--- TASK ---
Would you reproduce all of the entries exactly?

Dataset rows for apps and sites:

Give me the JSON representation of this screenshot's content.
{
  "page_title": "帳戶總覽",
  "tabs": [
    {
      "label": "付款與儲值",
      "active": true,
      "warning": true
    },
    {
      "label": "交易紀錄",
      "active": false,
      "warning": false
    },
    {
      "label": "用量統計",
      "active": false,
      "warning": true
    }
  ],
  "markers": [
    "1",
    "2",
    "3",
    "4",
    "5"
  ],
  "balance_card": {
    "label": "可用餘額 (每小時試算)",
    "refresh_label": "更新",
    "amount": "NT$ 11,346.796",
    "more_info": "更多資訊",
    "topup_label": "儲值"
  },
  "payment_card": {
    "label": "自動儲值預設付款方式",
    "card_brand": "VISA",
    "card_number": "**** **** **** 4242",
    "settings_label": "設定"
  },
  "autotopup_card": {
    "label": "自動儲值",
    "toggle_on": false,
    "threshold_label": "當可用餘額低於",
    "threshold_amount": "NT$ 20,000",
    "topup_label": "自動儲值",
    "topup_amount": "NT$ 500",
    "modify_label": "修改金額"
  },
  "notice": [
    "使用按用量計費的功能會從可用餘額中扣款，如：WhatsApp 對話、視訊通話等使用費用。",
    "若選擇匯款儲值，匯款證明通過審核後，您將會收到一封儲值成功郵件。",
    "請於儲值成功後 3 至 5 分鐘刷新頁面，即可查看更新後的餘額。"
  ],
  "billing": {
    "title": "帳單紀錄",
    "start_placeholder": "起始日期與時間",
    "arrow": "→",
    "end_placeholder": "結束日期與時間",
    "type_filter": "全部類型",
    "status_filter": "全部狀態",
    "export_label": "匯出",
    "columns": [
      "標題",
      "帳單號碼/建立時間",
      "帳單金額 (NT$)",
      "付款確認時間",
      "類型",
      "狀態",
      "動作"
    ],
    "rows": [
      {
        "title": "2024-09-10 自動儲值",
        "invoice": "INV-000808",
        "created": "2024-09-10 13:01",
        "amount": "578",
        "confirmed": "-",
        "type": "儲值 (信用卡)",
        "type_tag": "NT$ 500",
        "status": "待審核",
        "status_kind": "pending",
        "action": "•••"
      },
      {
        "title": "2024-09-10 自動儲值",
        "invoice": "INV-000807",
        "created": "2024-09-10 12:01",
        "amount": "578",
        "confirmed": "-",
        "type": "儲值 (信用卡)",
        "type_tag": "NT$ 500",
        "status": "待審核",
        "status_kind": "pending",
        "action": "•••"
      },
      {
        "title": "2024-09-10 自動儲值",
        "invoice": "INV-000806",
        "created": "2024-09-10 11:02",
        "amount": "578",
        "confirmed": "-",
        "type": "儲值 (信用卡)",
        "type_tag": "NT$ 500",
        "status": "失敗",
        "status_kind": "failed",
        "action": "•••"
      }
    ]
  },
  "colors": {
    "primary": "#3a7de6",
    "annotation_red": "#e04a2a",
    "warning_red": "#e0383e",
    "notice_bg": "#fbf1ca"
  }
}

--- SOLVED PROBLEM ---
Give me the JSON representation of this screenshot's content.
{
  "page_title": "帳戶總覽",
  "tabs": [
    {
      "label": "付款與儲值",
      "active": true,
      "warning": true
    },
    {
      "label": "交易紀錄",
      "active": false,
      "warning": false
    },
    {
      "label": "用量統計",
      "active": false,
      "warning": true
    }
  ],
  "markers": [
    "1",
    "2",
    "3",
    "4",
    "5"
  ],
  "balance_card": {
    "label": "可用餘額 (每小時試算)",
    "refresh_label": "更新",
    "amount": "NT$ 11,346.796",
    "more_info": "更多資訊",
    "topup_label": "儲值"
  },
  "payment_card": {
    "label": "自動儲值預設付款方式",
    "card_brand": "VISA",
    "card_number": "**** **** **** 4242",
    "settings_label": "設定"
  },
  "autotopup_card": {
    "label": "自動儲值",
    "toggle_on": false,
    "threshold_label": "當可用餘額低於",
    "threshold_amount": "NT$ 20,000",
    "topup_label": "自動儲值",
    "topup_amount": "NT$ 500",
    "modify_label": "修改金額"
  },
  "notice": [
    "使用按用量計費的功能會從可用餘額中扣款，如：WhatsApp 對話、視訊通話等使用費用。",
    "若選擇匯款儲值，匯款證明通過審核後，您將會收到一封儲值成功郵件。",
    "請於儲值成功後 3 至 5 分鐘刷新頁面，即可查看更新後的餘額。"
  ],
  "billing": {
    "title": "帳單紀錄",
    "start_placeholder": "起始日期與時間",
    "arrow": "→",
    "end_placeholder": "結束日期與時間",
    "type_filter": "全部類型",
    "status_filter": "全部狀態",
    "export_label": "匯出",
    "columns": [
      "標題",
      "帳單號碼/建立時間",
      "帳單金額 (NT$)",
      "付款確認時間",
      "類型",
      "狀態",
      "動作"
    ],
    "rows": [
      {
        "title": "2024-09-10 自動儲值",
        "invoice": "INV-000808",
        "created": "2024-09-10 13:01",
        "amount": "578",
        "confirmed": "-",
        "type": "儲值 (信用卡)",
        "type_tag": "NT$ 500",
        "status": "待審核",
        "status_kind": "pending",
        "action": "•••"
      },
      {
        "title": "2024-09-10 自動儲值",
        "invoice": "INV-000807",
        "created": "2024-09-10 12:01",
        "amount": "578",
        "confirmed": "-",
        "type": "儲值 (信用卡)",
        "type_tag": "NT$ 500",
        "status": "待審核",
        "status_kind": "pending",
        "action": "•••"
      },
      {
        "title": "2024-09-10 自動儲值",
        "invoice": "INV-000806",
        "created": "2024-09-10 11:02",
        "amount": "578",
        "confirmed": "-",
        "type": "儲值 (信用卡)",
        "type_tag": "NT$ 500",
        "status": "失敗",
        "status_kind": "failed",
        "action": "•••"
      }
    ]
  },
  "colors": {
    "primary": "#3a7de6",
    "annotation_red": "#e04a2a",
    "warning_red": "#e0383e",
    "notice_bg": "#fbf1ca"
  }
}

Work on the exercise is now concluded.